It’s not just the facilities and grounds that are changing; hospitals are offering an amazing array of new services as well. Having a baby or thinking of having one? Try “OB Speed Dating” sessions at Swedish Medical Center. Participants conduct five-minute, one-on-one interviews with six to eight obstetricians, family-practice doctors who offer OB services and midwives. “It’s all about face time and sitting in front of that physician to see if you connect,” says Kellie Ryan, a business development specialist for Women and Infants Outpatient Services at Swedish. If you hit it off with a specific practitioner, you can schedule a follow-up “date” for medical care. “This was the perfect way to find just the right OB/GYN,” says Elizabeth Willis of Maple Valley after attending one of the sessions. “I wish they had this for pediatricians.”
An artistic lighting display soothes patients coming in for radiation therapy at Swedish Medical Center, Issaquah
There are diversions designed for family members and caregivers, too. While waiting for your spouse to come out of surgery, head to Evergreen Hospital Medical Center’s lobby to listen to soothing piano music played by rotating volunteers. At Overlake Hospital Medical Center, treat yourself to a violin concert. Grab an art walk brochure at Evergreen, Swedish, Harborview or the UW Medical Center, and wander the halls in search of the works of noted artists. Enjoy a leisurely gourmet lunch at Swedish Issaquah’s Café 1910 or sit and relax by the spectacular fountain at Valley Medical Center.

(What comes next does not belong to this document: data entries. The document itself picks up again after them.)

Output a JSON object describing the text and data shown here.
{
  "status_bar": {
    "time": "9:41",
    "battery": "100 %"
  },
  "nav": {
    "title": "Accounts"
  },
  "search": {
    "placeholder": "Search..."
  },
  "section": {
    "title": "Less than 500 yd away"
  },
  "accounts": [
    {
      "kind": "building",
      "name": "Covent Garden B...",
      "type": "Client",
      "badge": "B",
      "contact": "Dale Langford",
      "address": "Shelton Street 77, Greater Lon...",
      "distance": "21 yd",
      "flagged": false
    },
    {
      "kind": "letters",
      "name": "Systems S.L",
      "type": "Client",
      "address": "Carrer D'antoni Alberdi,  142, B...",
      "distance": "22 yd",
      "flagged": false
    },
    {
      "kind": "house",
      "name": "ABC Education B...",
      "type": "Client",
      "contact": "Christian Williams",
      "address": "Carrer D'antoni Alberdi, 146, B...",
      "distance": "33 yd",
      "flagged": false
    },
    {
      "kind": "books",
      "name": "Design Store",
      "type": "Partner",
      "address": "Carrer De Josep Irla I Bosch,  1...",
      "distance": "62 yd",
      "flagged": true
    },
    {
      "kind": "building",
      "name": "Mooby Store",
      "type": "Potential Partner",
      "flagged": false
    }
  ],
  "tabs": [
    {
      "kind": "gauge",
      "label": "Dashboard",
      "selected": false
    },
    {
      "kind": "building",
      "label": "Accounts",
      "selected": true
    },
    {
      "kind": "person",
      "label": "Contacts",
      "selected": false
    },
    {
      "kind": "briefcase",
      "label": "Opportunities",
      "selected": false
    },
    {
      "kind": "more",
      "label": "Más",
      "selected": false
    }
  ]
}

While the wave of new hospital amenities and patient and family friendly programs might seem like costly marketing ploys to some, others see the changes as earnest attempts at revolutionary health-care reform. Says Beth Zborowski, director of communications for the Washington State Hospital Association: “The ultimate goal is to make sure patients [and their families] have the best health-care experience possible, which includes providing an environment that is conducive to healing.” ✚